[Records to process Boundary: Start]

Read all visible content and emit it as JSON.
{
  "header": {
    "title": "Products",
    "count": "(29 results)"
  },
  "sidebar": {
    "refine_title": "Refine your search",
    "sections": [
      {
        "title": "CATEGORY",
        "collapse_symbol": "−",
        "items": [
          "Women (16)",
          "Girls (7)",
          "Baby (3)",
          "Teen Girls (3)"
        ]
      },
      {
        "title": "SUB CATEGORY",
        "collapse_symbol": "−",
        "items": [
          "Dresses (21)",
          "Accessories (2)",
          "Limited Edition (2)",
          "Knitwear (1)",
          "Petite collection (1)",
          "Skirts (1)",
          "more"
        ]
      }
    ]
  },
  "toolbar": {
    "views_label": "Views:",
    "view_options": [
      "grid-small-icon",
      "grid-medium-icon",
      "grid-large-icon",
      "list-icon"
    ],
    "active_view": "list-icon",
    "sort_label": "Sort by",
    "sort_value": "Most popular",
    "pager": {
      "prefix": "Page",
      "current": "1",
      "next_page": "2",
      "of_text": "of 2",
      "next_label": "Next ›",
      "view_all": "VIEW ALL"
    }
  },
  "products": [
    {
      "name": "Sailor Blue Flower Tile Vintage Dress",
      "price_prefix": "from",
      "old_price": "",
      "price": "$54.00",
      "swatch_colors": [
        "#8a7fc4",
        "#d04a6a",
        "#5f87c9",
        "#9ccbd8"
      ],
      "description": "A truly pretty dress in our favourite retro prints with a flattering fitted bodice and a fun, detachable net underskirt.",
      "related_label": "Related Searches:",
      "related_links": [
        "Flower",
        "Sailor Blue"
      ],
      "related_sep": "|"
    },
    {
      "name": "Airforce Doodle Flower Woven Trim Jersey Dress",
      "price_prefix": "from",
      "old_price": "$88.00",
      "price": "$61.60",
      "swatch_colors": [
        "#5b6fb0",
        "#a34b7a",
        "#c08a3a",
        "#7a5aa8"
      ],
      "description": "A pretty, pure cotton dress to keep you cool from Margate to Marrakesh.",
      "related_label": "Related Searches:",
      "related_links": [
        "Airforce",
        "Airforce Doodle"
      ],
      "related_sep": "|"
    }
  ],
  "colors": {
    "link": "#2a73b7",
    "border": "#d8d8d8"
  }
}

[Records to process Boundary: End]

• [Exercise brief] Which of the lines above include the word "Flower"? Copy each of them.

• [Answer to this task]
      "name": "Sailor Blue Flower Tile Vintage Dress",
        "Flower",
      "name": "Airforce Doodle Flower Woven Trim Jersey Dress",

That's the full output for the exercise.